‘Minimal Affection’ from the new album is a poor imitation of Duran Duran. But ‘Wolf Pack’, ‘Bad Mood’, ‘Post Break-up Sex’ ‘Wreckin’ Bar (Ra Ra Ra)’ and ‘All In White’ are good. And the final song of the encore, ‘Norgaard’, is fantastic. The Vaccines show that they can still write good songs in this vein with ‘20/20’ from the new album. The enigma is why so much of their set is so inferior.

The Vaccines could learn a lot from the heart-on-sleeve performances of their support bands. The Big Moon are slightly older than Pretty Vicious, but no less full of integrity. They genuinely enjoy their early eight-song set. Drummer Fern Ford plays organ as well as drums, sometimes at the same time, making them come across like The Black Keys, but also Arctic Monkeys.

The Big Moon’s songs — including ‘Eureka Moment’, ‘Cupid’, ‘Nothing Without You’ and ‘The Road’ (a really great track) — are clever with memorable refrains. ‘Sucker’ is the hit Slow Club never had. There’s a great thrash-rock garage feel to a lot of the set, as songwriter and guitarist Juliette Jackson spars with co-singer/guitarist Soph Nathan and bassist Celia Archer, in the same way that Hinds put so much joy into live performances.
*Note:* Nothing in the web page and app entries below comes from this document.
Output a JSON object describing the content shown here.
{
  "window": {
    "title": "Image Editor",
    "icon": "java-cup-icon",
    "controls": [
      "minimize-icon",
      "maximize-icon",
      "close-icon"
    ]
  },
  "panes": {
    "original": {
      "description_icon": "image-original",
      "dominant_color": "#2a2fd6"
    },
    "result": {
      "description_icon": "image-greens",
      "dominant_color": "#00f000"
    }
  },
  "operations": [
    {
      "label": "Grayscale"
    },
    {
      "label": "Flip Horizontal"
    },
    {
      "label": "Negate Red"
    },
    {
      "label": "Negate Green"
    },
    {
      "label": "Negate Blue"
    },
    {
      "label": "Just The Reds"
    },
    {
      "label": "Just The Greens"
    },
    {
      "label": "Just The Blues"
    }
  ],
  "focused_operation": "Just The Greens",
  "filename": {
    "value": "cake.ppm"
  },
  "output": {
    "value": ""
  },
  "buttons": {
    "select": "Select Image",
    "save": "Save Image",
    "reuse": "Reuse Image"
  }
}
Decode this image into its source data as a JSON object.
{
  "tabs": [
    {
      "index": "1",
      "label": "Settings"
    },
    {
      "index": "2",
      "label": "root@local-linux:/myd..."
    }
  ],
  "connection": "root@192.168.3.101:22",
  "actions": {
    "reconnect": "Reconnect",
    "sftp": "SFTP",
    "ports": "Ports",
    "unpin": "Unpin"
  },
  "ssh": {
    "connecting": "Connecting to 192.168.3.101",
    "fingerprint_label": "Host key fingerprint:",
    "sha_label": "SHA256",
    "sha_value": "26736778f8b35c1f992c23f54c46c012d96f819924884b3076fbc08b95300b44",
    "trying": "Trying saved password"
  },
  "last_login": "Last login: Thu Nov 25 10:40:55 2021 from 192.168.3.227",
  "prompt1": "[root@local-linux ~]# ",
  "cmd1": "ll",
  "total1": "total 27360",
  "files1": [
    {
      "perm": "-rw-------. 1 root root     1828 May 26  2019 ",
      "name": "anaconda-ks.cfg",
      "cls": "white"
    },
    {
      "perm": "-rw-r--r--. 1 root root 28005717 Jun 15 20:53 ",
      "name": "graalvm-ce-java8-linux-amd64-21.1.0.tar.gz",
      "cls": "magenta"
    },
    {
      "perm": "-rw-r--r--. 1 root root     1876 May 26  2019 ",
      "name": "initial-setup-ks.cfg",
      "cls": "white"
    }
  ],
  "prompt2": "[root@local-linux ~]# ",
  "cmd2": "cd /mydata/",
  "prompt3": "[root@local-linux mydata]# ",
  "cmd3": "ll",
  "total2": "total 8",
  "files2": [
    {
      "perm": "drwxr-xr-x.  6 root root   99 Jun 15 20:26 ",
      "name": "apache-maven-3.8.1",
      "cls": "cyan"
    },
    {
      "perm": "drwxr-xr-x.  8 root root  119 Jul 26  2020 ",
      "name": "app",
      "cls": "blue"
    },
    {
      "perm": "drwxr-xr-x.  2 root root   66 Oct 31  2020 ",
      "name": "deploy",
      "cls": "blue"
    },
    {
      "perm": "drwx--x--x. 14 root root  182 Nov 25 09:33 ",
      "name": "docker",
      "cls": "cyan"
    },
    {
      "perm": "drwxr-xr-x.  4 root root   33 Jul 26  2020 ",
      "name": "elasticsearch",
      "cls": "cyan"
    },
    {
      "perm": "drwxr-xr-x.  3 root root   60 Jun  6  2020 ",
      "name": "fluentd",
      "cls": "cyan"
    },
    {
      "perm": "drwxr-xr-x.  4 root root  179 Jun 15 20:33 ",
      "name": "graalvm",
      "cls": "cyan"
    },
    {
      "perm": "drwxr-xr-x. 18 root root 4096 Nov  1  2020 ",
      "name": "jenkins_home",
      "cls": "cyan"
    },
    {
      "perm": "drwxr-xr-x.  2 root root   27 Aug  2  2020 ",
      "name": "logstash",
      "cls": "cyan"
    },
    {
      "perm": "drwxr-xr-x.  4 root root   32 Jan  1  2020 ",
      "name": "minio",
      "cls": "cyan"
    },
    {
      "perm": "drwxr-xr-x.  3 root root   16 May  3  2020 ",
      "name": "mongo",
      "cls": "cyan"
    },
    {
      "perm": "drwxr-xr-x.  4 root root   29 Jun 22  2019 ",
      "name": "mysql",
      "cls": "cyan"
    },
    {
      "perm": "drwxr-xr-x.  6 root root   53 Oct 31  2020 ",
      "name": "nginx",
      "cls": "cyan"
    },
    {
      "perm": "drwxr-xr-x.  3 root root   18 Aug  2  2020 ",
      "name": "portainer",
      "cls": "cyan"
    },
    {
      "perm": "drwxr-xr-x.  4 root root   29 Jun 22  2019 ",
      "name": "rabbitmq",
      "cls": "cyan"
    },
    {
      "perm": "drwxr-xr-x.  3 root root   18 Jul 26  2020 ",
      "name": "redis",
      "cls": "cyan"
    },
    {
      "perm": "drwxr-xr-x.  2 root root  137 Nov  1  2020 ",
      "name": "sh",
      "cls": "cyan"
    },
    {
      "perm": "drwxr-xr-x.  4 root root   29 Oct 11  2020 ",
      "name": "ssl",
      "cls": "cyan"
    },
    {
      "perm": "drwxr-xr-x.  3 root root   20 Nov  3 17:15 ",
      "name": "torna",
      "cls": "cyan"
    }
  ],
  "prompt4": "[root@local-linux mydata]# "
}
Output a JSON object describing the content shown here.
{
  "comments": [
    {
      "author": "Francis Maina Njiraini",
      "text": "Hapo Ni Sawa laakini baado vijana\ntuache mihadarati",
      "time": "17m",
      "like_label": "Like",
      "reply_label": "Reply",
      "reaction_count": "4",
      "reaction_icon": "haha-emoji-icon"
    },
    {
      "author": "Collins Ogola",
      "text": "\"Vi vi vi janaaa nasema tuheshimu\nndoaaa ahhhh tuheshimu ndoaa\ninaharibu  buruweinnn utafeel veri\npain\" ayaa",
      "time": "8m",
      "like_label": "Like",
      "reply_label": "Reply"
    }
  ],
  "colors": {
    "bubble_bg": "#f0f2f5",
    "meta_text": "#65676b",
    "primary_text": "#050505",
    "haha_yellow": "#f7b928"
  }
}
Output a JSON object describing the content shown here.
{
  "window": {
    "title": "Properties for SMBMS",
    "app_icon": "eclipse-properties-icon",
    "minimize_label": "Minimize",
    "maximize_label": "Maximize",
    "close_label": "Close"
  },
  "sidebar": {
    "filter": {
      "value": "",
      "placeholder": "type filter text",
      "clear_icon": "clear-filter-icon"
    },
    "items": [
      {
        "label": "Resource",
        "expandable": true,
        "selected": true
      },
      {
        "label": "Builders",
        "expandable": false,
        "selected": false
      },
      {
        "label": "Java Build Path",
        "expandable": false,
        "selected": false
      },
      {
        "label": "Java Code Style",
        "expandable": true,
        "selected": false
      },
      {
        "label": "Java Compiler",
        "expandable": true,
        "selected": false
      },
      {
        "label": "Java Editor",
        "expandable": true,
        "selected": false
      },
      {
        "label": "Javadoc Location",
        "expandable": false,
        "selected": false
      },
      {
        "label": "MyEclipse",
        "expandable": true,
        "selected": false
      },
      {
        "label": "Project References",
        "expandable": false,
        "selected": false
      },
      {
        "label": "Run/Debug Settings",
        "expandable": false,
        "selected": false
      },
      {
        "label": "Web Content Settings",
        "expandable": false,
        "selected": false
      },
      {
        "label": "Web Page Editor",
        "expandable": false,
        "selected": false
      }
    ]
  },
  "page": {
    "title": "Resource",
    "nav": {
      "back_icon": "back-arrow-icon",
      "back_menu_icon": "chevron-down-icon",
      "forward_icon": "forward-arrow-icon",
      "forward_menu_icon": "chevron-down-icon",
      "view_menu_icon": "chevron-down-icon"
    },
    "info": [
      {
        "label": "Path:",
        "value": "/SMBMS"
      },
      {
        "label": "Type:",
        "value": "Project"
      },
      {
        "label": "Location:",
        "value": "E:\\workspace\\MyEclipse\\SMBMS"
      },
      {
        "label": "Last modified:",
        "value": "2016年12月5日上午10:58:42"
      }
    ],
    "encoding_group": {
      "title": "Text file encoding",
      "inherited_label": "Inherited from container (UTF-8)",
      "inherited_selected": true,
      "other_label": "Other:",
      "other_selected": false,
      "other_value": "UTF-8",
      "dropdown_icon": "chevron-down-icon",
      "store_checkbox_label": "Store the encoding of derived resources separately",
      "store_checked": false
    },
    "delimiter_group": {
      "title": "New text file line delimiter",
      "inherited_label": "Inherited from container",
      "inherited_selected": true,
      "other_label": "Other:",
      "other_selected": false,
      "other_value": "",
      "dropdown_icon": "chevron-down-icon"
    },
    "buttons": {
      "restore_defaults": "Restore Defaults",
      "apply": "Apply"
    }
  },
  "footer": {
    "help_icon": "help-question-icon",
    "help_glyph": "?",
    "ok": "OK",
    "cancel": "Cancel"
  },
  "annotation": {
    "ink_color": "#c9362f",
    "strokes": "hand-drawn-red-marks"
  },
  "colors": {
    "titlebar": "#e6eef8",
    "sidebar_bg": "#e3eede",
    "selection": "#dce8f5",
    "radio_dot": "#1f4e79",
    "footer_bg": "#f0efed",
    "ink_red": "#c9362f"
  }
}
Of tonight’s bands, The Big Moon look like having the best future.